Two degrees may seem pretty insignificant, but to put it in perspective, Zickfeld adds, the global temperature was only five degrees colder than today’s during the last ice age.
The above scenario does not venture into the realm of GHG emissions continuing to rise at current rates, which is a much more likely scenario, and which is leading many scientists to predict increases in overall global temperatures anywhere in the range of 2.5 C to 6 C degrees by 2100. There’s no quick fix to the problem of climate change. Thirty-three per cent of all fossil fuel carbon dioxide emissions remain in the air after 100 years and 19 per cent are still there after 1,000 years.
When you add in the multiplier effects of other feedback processes (such as melting polar ice caps and rises in global mean sea level), it’s almost impossible to predict the extent to which localized weather patterns in many areas will be affected by climate change and in what way they will be affected.
Because plant and animal responses are so dependent upon temperature, water availability and carbon dioxide concentrations, and these will vary widely across the planet, it’s also hard to predict the agricultural impacts of climate change. Some areas are likely to see increased crop yields and others will see them fall. What is grown will change as drought, temperature shifts and water availability define the areas where certain crops can be grown and the areas where they cannot.
Extensive research and review of scientific literature to date has led Dr. David Lobell and Sharon M. Gourdji of Stanford University to conclude that global warming from 1981 to 2002 has likely already had a negative impact on some crop yields worldwide, but that impact has been more than compensated for by technological advances and increases in carbon dioxide concentrations, which overall have increased yields and masked the effect of rising temperatures.
“The results from a global-scale study, which estimated impacts for the 1980-2008 period,” say Lobell & Gourdji in their 2011 paper, The influence of climate change on global crop productivity, “[indicate that] warming trends were estimated to have lowered wheat and maize yields by roughly six and four per cent, respectively, over the 29 year period, with relatively small impacts of [precipitation] trends. Global soybean and rice yields were deemed to be relatively unaffected by changes so far. Yields for barley, maize, and wheat all increased substantially since 1980, but not as much as they would have if climate had remained stable.”

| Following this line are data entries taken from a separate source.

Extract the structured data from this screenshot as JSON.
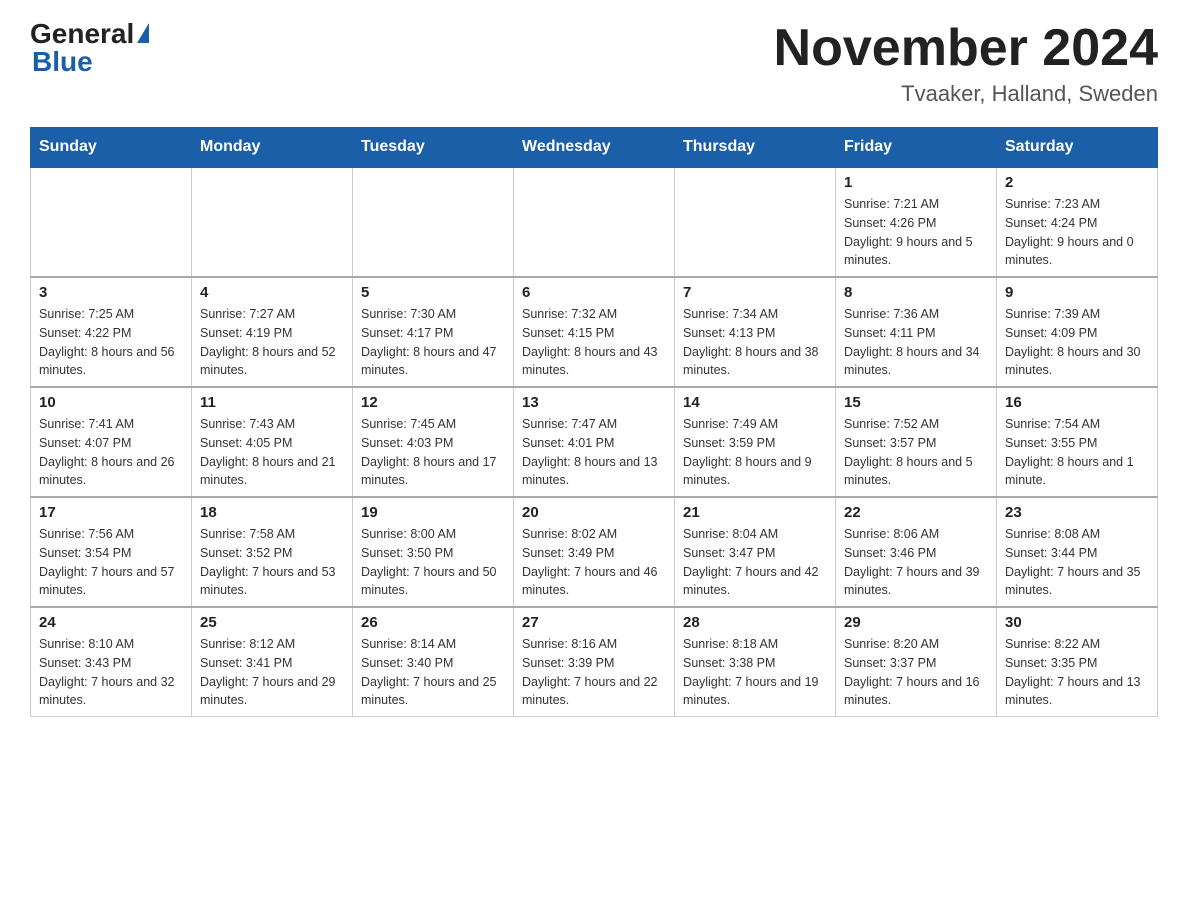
{
  "header": {
    "logo_general": "General",
    "logo_blue": "Blue",
    "month_title": "November 2024",
    "location": "Tvaaker, Halland, Sweden"
  },
  "weekdays": [
    "Sunday",
    "Monday",
    "Tuesday",
    "Wednesday",
    "Thursday",
    "Friday",
    "Saturday"
  ],
  "weeks": [
    [
      {
        "day": "",
        "info": ""
      },
      {
        "day": "",
        "info": ""
      },
      {
        "day": "",
        "info": ""
      },
      {
        "day": "",
        "info": ""
      },
      {
        "day": "",
        "info": ""
      },
      {
        "day": "1",
        "info": "Sunrise: 7:21 AM\nSunset: 4:26 PM\nDaylight: 9 hours and 5 minutes."
      },
      {
        "day": "2",
        "info": "Sunrise: 7:23 AM\nSunset: 4:24 PM\nDaylight: 9 hours and 0 minutes."
      }
    ],
    [
      {
        "day": "3",
        "info": "Sunrise: 7:25 AM\nSunset: 4:22 PM\nDaylight: 8 hours and 56 minutes."
      },
      {
        "day": "4",
        "info": "Sunrise: 7:27 AM\nSunset: 4:19 PM\nDaylight: 8 hours and 52 minutes."
      },
      {
        "day": "5",
        "info": "Sunrise: 7:30 AM\nSunset: 4:17 PM\nDaylight: 8 hours and 47 minutes."
      },
      {
        "day": "6",
        "info": "Sunrise: 7:32 AM\nSunset: 4:15 PM\nDaylight: 8 hours and 43 minutes."
      },
      {
        "day": "7",
        "info": "Sunrise: 7:34 AM\nSunset: 4:13 PM\nDaylight: 8 hours and 38 minutes."
      },
      {
        "day": "8",
        "info": "Sunrise: 7:36 AM\nSunset: 4:11 PM\nDaylight: 8 hours and 34 minutes."
      },
      {
        "day": "9",
        "info": "Sunrise: 7:39 AM\nSunset: 4:09 PM\nDaylight: 8 hours and 30 minutes."
      }
    ],
    [
      {
        "day": "10",
        "info": "Sunrise: 7:41 AM\nSunset: 4:07 PM\nDaylight: 8 hours and 26 minutes."
      },
      {
        "day": "11",
        "info": "Sunrise: 7:43 AM\nSunset: 4:05 PM\nDaylight: 8 hours and 21 minutes."
      },
      {
        "day": "12",
        "info": "Sunrise: 7:45 AM\nSunset: 4:03 PM\nDaylight: 8 hours and 17 minutes."
      },
      {
        "day": "13",
        "info": "Sunrise: 7:47 AM\nSunset: 4:01 PM\nDaylight: 8 hours and 13 minutes."
      },
      {
        "day": "14",
        "info": "Sunrise: 7:49 AM\nSunset: 3:59 PM\nDaylight: 8 hours and 9 minutes."
      },
      {
        "day": "15",
        "info": "Sunrise: 7:52 AM\nSunset: 3:57 PM\nDaylight: 8 hours and 5 minutes."
      },
      {
        "day": "16",
        "info": "Sunrise: 7:54 AM\nSunset: 3:55 PM\nDaylight: 8 hours and 1 minute."
      }
    ],
    [
      {
        "day": "17",
        "info": "Sunrise: 7:56 AM\nSunset: 3:54 PM\nDaylight: 7 hours and 57 minutes."
      },
      {
        "day": "18",
        "info": "Sunrise: 7:58 AM\nSunset: 3:52 PM\nDaylight: 7 hours and 53 minutes."
      },
      {
        "day": "19",
        "info": "Sunrise: 8:00 AM\nSunset: 3:50 PM\nDaylight: 7 hours and 50 minutes."
      },
      {
        "day": "20",
        "info": "Sunrise: 8:02 AM\nSunset: 3:49 PM\nDaylight: 7 hours and 46 minutes."
      },
      {
        "day": "21",
        "info": "Sunrise: 8:04 AM\nSunset: 3:47 PM\nDaylight: 7 hours and 42 minutes."
      },
      {
        "day": "22",
        "info": "Sunrise: 8:06 AM\nSunset: 3:46 PM\nDaylight: 7 hours and 39 minutes."
      },
      {
        "day": "23",
        "info": "Sunrise: 8:08 AM\nSunset: 3:44 PM\nDaylight: 7 hours and 35 minutes."
      }
    ],
    [
      {
        "day": "24",
        "info": "Sunrise: 8:10 AM\nSunset: 3:43 PM\nDaylight: 7 hours and 32 minutes."
      },
      {
        "day": "25",
        "info": "Sunrise: 8:12 AM\nSunset: 3:41 PM\nDaylight: 7 hours and 29 minutes."
      },
      {
        "day": "26",
        "info": "Sunrise: 8:14 AM\nSunset: 3:40 PM\nDaylight: 7 hours and 25 minutes."
      },
      {
        "day": "27",
        "info": "Sunrise: 8:16 AM\nSunset: 3:39 PM\nDaylight: 7 hours and 22 minutes."
      },
      {
        "day": "28",
        "info": "Sunrise: 8:18 AM\nSunset: 3:38 PM\nDaylight: 7 hours and 19 minutes."
      },
      {
        "day": "29",
        "info": "Sunrise: 8:20 AM\nSunset: 3:37 PM\nDaylight: 7 hours and 16 minutes."
      },
      {
        "day": "30",
        "info": "Sunrise: 8:22 AM\nSunset: 3:35 PM\nDaylight: 7 hours and 13 minutes."
      }
    ]
  ]
}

The Prairies already have one of the world’s most variable climates, which has, on occasion, had significant economic impacts. It is estimated that the drought of 2001-02 caused an approximate $3.6 billion drop in agricultural production.
In its 2008 report, From Impacts to Adaptation: Canada in a Changing Climate, Natural Resources Canada predicts that climate change in the Prairie region will result in increased water scarcity, greater frequency of dry years, more land and aquatic invasive species, new pests and diseases and more frequent extreme weather events bringing increased precipitation and flooding. “Extreme events, and an expanded range of year-to-year departures from climate norms, represent greater risks to the economy of the Prairies than a simple shift in mean conditions,” says the report.
In the next instalment: How increasing carbon dioxide could have a positive (but short timer) impact on the growth of plants — and weeds. †